Evelyn Mary Dunbar (1906-1960)
"A 1944 Pastoral: Land Girls Pruning at East Malling"
How it rained
When we worked at Flintcomb-Ash,
And could not stand upon the hill
Trimming swedes for the slicing-mill.
The wet washed through us -- plash, plash, plash:
How it rained!
How it snowed
When we crossed from Flintcomb-Ash
To the Great Barn for drawing reed,
Since we could nowise chop a swede. --
Flakes in each doorway and casement-sash:
How it snowed!
How it shone
When we went from Flintcomb-Ash
To start at dairywork once more
In the laughing meads, with cows three-score,
And pails, and songs, and love -- too rash:
How it shone!
Thomas Hardy, Winter Words in Various Moods and Metres (1928).
Hardy is one of the few poets who, as a man, can successfully write a poem from the point-of-view of a woman, without doing so in a false or patronizing fashion. (Perhaps, as a man, I am not qualified to opine on the matter. Hence, I apologize for any presumption.) In addition to "We Field-Women," I am thinking of, for instance, "Autumn in King's Hintock Park" (an elderly woman raking up leaves) and "The Farm-Woman's Winter" (a woman whose husband has died, leaving her alone on the farm). And there are many others. As I have noted before, Hardy had a great deal of empathy with, and compassion for, his fellow human beings (as individuals, not as "humanity" in the abstract). This may account for his ability to place himself into another person's shoes.
Evelyn Mary Dunbar, "Winter Garden" (c. 1929-1937)
The scenes depicted in "We Field-Women" seem positively bucolic in comparison with the less-than-idyllic Welsh drama of the following poem by R. S. Thomas. Hardy is often (rightly and wrongly) accused of being a pessimist. But Thomas can make Hardy look like an innocent Pollyanna daydreaming of rural arcadias.
On the Farm
There was Dai Puw. He was no good.
They put him in the fields to dock swedes,
And took the knife from him, when he came home
At late evening with a grin
Like the slash of a knife on his face.
There was Llew Puw, and he was no good.
Every evening after the ploughing
With the big tractor he would sit in his chair,
And stare into the tangled fire garden,
Opening his slow lips like a snail.
There was Huw Puw, too.

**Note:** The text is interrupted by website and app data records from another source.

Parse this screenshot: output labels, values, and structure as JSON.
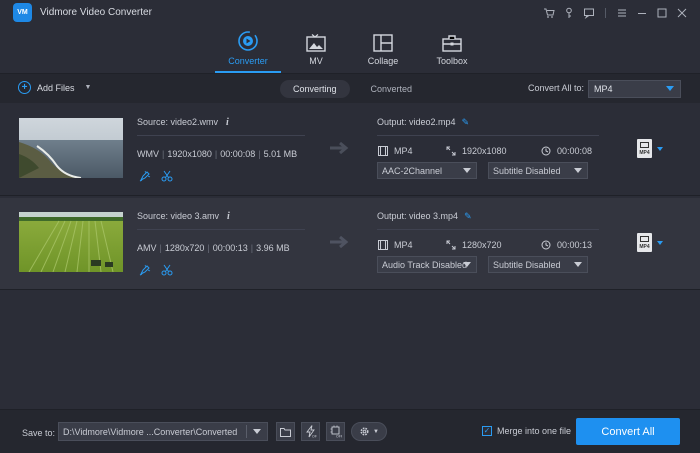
{
  "window": {
    "logo_text": "VM",
    "title": "Vidmore Video Converter",
    "icons": [
      "cart-icon",
      "key-icon",
      "chat-icon",
      "menu-icon",
      "minimize-icon",
      "maximize-icon",
      "close-icon"
    ]
  },
  "tabs": [
    {
      "label": "Converter",
      "icon": "converter-icon",
      "active": true
    },
    {
      "label": "MV",
      "icon": "mv-icon",
      "active": false
    },
    {
      "label": "Collage",
      "icon": "collage-icon",
      "active": false
    },
    {
      "label": "Toolbox",
      "icon": "toolbox-icon",
      "active": false
    }
  ],
  "toolbar": {
    "add_files": "Add Files",
    "segments": [
      "Converting",
      "Converted"
    ],
    "convert_all_to_label": "Convert All to:",
    "format": "MP4"
  },
  "files": [
    {
      "source": "Source: video2.wmv",
      "format": "WMV",
      "resolution": "1920x1080",
      "duration": "00:00:08",
      "size": "5.01 MB",
      "output": "Output: video2.mp4",
      "out_format": "MP4",
      "out_resolution": "1920x1080",
      "out_duration": "00:00:08",
      "audio": "AAC-2Channel",
      "subtitle": "Subtitle Disabled"
    },
    {
      "source": "Source: video 3.amv",
      "format": "AMV",
      "resolution": "1280x720",
      "duration": "00:00:13",
      "size": "3.96 MB",
      "output": "Output: video 3.mp4",
      "out_format": "MP4",
      "out_resolution": "1280x720",
      "out_duration": "00:00:13",
      "audio": "Audio Track Disabled",
      "subtitle": "Subtitle Disabled"
    }
  ],
  "bottom": {
    "save_to_label": "Save to:",
    "path": "D:\\Vidmore\\Vidmore ...Converter\\Converted",
    "merge_label": "Merge into one file",
    "merge_checked": true,
    "convert_all": "Convert All"
  },
  "colors": {
    "accent": "#2a9cf3",
    "background": "#2b2d37",
    "convert_button": "#1e90f0"
  }
}
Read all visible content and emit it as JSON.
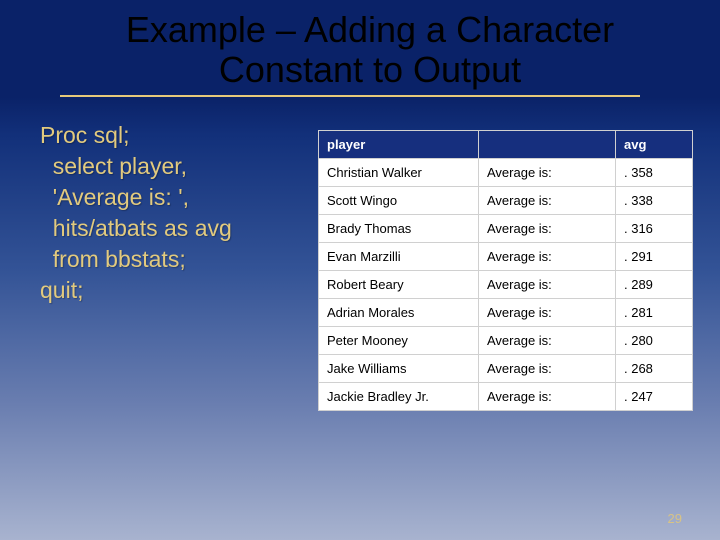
{
  "title": "Example – Adding a Character Constant to Output",
  "code_lines": [
    "Proc sql;",
    "  select player,",
    "  'Average is: ',",
    "  hits/atbats as avg",
    "  from bbstats;",
    "quit;"
  ],
  "table": {
    "headers": {
      "player": "player",
      "blank": "",
      "avg": "avg"
    },
    "label": "Average is:",
    "rows": [
      {
        "player": "Christian Walker",
        "avg": ". 358"
      },
      {
        "player": "Scott Wingo",
        "avg": ". 338"
      },
      {
        "player": "Brady Thomas",
        "avg": ". 316"
      },
      {
        "player": "Evan Marzilli",
        "avg": ". 291"
      },
      {
        "player": "Robert Beary",
        "avg": ". 289"
      },
      {
        "player": "Adrian Morales",
        "avg": ". 281"
      },
      {
        "player": "Peter Mooney",
        "avg": ". 280"
      },
      {
        "player": "Jake Williams",
        "avg": ". 268"
      },
      {
        "player": "Jackie Bradley Jr.",
        "avg": ". 247"
      }
    ]
  },
  "page_number": "29"
}
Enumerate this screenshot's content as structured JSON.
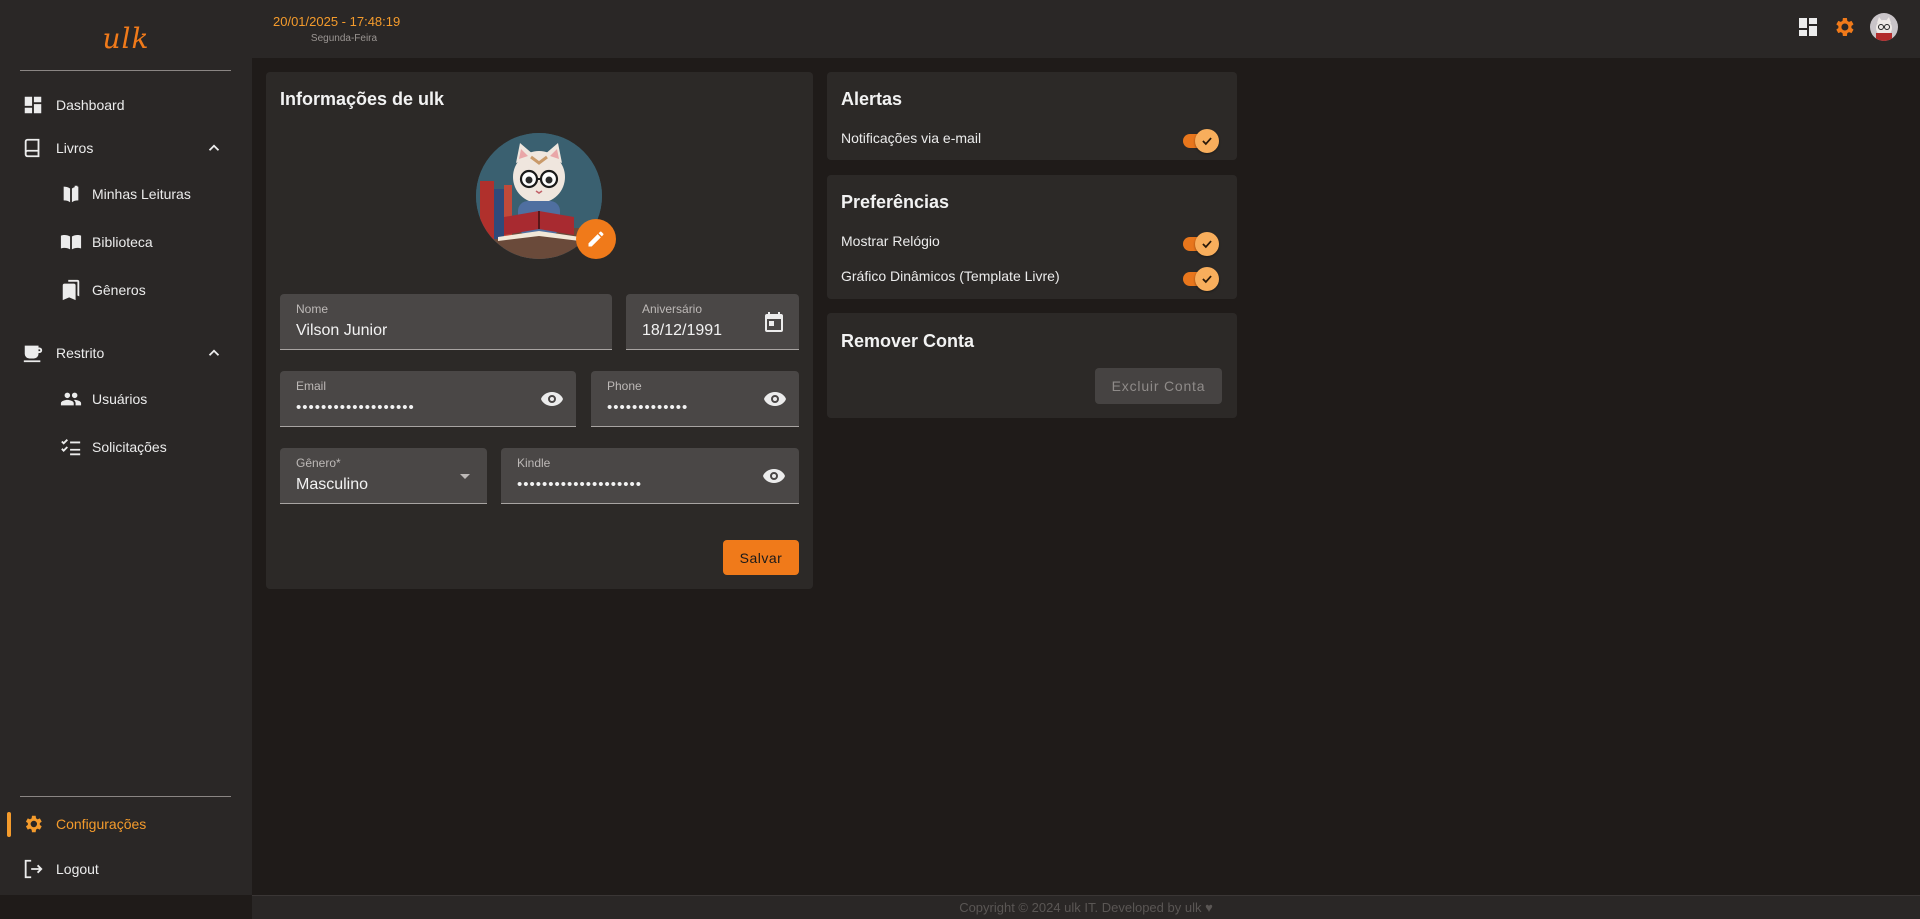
{
  "app": {
    "logo": "ulk",
    "accent_color": "#f07a1a"
  },
  "header": {
    "datetime": "20/01/2025 - 17:48:19",
    "weekday": "Segunda-Feira",
    "icons": [
      "dashboard-icon",
      "gear-icon",
      "avatar"
    ]
  },
  "sidebar": {
    "items": [
      {
        "label": "Dashboard",
        "icon": "dashboard-icon"
      },
      {
        "label": "Livros",
        "icon": "book-icon"
      },
      {
        "label": "Minhas Leituras",
        "icon": "open-book-icon"
      },
      {
        "label": "Biblioteca",
        "icon": "library-icon"
      },
      {
        "label": "Gêneros",
        "icon": "bookmarks-icon"
      },
      {
        "label": "Restrito",
        "icon": "coffee-icon"
      },
      {
        "label": "Usuários",
        "icon": "people-icon"
      },
      {
        "label": "Solicitações",
        "icon": "checklist-icon"
      }
    ],
    "bottom": [
      {
        "label": "Configurações",
        "icon": "gear-icon"
      },
      {
        "label": "Logout",
        "icon": "logout-icon"
      }
    ]
  },
  "profile": {
    "title": "Informações de ulk",
    "fields": {
      "name": {
        "label": "Nome",
        "value": "Vilson Junior"
      },
      "birthday": {
        "label": "Aniversário",
        "value": "18/12/1991"
      },
      "email": {
        "label": "Email",
        "value": "•••••••••••••••••••"
      },
      "phone": {
        "label": "Phone",
        "value": "•••••••••••••"
      },
      "gender": {
        "label": "Gênero*",
        "value": "Masculino"
      },
      "kindle": {
        "label": "Kindle",
        "value": "••••••••••••••••••••"
      }
    },
    "save_label": "Salvar"
  },
  "alerts": {
    "title": "Alertas",
    "options": [
      {
        "label": "Notificações via e-mail",
        "enabled": true
      }
    ]
  },
  "preferences": {
    "title": "Preferências",
    "options": [
      {
        "label": "Mostrar Relógio",
        "enabled": true
      },
      {
        "label": "Gráfico Dinâmicos (Template Livre)",
        "enabled": true
      }
    ]
  },
  "remove_account": {
    "title": "Remover Conta",
    "button_label": "Excluir Conta"
  },
  "footer": {
    "text": "Copyright © 2024 ulk IT. Developed by ulk ♥"
  }
}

What shall I say?
I have heard him whistling in the hedges
On and on, as though winter
Would never again leave those fields,
And all the trees were deformed.
And lastly there was the girl:
Beauty under some spell of the beast.
Her pale face was the lantern
By which they read in life's dark book
The shrill sentence: God is love.
R. S. Thomas, The Bread of Truth (Rupert Hart-Davis 1963).
Whew! Now, I believe that the caricature of R. S. Thomas as a curmudgeon is overdone. That being said, I suspect that some of his Welsh parishioners may have found him to be a less-than-outgoing and less-than-warm vicar. On the other hand, I also suspect that Thomas was truthful to what he saw. And we must not forget that his Wales is also marked by moments of transcendent beauty.
Evelyn Mary Dunbar, "A Land Girl and the Bail Bull" (1945)